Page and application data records
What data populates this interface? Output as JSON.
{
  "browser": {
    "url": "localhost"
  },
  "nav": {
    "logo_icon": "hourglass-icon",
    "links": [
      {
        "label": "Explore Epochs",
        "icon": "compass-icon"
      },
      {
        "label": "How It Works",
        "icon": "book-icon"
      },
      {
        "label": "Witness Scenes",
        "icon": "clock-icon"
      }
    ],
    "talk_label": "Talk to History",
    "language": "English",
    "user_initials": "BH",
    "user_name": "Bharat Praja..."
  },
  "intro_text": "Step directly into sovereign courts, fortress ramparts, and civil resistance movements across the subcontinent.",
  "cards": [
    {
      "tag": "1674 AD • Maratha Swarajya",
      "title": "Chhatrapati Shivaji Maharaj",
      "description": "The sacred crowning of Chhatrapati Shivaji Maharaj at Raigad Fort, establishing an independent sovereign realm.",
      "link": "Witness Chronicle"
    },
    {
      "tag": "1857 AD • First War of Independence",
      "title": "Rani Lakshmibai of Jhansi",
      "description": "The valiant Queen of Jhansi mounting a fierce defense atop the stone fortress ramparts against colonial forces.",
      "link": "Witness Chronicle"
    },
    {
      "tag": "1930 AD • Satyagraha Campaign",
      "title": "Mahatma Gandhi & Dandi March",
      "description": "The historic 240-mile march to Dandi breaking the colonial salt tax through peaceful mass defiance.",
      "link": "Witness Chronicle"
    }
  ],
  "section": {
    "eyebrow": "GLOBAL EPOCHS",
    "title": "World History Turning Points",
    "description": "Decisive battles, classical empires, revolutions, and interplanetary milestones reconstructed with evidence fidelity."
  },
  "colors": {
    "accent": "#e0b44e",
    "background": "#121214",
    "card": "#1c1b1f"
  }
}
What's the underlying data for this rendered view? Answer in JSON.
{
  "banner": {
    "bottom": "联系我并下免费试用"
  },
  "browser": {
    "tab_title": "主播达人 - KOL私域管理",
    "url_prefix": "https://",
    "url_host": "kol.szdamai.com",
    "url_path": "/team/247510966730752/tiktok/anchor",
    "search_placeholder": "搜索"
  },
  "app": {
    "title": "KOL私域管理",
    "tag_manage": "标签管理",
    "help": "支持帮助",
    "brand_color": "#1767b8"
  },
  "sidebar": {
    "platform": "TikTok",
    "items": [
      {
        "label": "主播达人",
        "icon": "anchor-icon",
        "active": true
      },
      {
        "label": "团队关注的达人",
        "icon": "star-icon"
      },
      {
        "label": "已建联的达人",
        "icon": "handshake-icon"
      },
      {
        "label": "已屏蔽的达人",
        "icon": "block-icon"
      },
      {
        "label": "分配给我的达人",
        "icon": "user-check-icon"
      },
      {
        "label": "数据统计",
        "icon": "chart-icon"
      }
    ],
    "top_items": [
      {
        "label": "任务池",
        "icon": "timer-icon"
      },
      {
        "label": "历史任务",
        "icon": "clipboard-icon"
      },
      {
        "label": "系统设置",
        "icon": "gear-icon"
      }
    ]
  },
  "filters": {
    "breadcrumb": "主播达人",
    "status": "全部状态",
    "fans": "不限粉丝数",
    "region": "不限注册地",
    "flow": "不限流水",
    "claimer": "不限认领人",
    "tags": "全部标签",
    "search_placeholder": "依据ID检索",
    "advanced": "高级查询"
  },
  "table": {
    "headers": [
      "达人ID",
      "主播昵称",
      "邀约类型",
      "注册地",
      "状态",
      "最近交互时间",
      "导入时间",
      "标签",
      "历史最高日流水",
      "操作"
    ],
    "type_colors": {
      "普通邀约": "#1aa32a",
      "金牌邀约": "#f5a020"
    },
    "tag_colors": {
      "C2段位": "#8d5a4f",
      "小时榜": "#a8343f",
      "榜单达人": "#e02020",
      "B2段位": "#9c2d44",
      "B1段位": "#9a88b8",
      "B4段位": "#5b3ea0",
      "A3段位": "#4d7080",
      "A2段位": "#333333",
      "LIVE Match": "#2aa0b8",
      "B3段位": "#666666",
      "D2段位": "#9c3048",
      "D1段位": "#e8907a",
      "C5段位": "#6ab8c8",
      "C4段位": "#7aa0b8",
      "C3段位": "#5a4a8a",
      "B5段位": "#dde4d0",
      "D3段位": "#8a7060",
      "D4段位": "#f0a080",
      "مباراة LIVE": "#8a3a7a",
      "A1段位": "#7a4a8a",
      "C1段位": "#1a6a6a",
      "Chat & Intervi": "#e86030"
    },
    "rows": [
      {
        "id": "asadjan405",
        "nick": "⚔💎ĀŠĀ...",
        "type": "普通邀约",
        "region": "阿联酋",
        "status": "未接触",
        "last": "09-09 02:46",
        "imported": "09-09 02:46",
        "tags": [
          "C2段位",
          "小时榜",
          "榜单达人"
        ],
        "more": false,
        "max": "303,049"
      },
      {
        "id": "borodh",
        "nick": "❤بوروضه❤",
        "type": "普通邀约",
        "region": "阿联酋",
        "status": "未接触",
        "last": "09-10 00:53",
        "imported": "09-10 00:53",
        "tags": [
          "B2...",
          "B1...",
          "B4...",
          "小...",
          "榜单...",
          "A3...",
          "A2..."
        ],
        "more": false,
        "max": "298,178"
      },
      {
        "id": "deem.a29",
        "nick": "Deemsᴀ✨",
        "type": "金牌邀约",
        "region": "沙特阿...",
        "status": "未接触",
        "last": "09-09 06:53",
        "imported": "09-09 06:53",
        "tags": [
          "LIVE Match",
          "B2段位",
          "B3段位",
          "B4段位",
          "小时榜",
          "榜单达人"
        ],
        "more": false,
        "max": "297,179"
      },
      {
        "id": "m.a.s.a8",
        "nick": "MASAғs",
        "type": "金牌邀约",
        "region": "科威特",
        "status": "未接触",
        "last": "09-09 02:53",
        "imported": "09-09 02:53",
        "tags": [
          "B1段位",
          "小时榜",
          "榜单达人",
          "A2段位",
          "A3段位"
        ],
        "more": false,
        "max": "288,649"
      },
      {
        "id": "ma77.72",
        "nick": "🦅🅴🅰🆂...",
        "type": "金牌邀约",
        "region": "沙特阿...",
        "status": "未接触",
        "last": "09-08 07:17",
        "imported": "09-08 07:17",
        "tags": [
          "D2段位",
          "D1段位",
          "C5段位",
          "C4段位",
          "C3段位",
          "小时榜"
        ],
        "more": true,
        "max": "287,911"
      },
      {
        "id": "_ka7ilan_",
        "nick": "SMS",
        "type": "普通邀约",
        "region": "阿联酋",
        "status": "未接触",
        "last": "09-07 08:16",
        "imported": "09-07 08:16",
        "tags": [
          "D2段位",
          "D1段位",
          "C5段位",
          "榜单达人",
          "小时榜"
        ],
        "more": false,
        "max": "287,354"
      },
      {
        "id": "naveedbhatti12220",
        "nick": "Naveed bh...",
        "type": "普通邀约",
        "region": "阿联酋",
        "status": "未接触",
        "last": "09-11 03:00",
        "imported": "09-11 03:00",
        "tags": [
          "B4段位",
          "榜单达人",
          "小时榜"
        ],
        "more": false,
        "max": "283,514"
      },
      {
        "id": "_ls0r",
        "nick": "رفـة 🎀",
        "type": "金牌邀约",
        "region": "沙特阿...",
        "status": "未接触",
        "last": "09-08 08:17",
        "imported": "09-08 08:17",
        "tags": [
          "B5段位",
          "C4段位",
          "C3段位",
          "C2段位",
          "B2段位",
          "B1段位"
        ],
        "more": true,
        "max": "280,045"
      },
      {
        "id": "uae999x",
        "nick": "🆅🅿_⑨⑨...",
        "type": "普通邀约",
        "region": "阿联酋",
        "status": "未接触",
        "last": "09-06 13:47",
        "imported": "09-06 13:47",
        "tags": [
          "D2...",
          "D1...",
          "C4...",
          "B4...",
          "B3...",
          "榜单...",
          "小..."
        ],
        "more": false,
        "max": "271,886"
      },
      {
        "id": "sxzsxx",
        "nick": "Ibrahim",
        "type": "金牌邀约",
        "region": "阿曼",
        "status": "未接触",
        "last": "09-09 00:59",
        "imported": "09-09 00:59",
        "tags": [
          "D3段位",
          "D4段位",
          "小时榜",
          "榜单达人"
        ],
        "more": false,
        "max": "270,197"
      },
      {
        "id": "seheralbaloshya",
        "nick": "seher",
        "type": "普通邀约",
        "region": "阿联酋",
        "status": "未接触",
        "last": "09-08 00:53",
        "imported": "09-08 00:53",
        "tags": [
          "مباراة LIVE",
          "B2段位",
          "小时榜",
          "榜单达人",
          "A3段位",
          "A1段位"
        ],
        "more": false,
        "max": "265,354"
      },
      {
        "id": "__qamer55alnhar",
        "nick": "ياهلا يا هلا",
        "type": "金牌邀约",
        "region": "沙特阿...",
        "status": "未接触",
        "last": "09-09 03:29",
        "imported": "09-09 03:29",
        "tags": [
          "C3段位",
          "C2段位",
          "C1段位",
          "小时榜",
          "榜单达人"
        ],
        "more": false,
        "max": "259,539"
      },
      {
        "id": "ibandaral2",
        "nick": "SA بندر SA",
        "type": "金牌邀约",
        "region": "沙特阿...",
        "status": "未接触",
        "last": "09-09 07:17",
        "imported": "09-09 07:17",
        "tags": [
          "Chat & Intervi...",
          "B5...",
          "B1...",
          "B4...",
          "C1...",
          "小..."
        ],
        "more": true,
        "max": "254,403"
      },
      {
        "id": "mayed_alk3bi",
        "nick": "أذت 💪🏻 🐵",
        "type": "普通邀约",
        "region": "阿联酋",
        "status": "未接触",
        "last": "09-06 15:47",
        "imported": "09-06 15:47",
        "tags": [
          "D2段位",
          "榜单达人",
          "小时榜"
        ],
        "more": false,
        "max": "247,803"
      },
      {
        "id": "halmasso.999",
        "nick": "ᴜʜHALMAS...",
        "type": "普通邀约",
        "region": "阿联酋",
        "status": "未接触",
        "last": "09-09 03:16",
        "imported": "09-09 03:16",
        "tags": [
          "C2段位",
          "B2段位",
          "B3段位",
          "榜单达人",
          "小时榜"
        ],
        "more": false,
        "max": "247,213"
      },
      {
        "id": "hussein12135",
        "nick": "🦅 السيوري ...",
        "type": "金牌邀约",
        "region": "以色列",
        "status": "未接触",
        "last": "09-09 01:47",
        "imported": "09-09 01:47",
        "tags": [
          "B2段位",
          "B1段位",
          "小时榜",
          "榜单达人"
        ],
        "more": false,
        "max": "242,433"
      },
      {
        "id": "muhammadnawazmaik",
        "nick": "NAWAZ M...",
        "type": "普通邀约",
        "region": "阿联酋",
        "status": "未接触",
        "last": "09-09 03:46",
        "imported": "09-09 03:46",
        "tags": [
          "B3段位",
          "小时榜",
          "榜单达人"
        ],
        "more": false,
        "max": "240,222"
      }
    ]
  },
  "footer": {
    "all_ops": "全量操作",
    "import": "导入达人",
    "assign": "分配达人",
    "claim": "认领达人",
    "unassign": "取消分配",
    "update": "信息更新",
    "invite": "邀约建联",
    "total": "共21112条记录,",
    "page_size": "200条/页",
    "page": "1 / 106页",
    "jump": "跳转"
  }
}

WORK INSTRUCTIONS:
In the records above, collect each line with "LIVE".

EXERCISE SOLUTION:
      "LIVE Match": "#2aa0b8",
      "مباراة LIVE": "#8a3a7a",
          "LIVE Match",
          "مباراة LIVE",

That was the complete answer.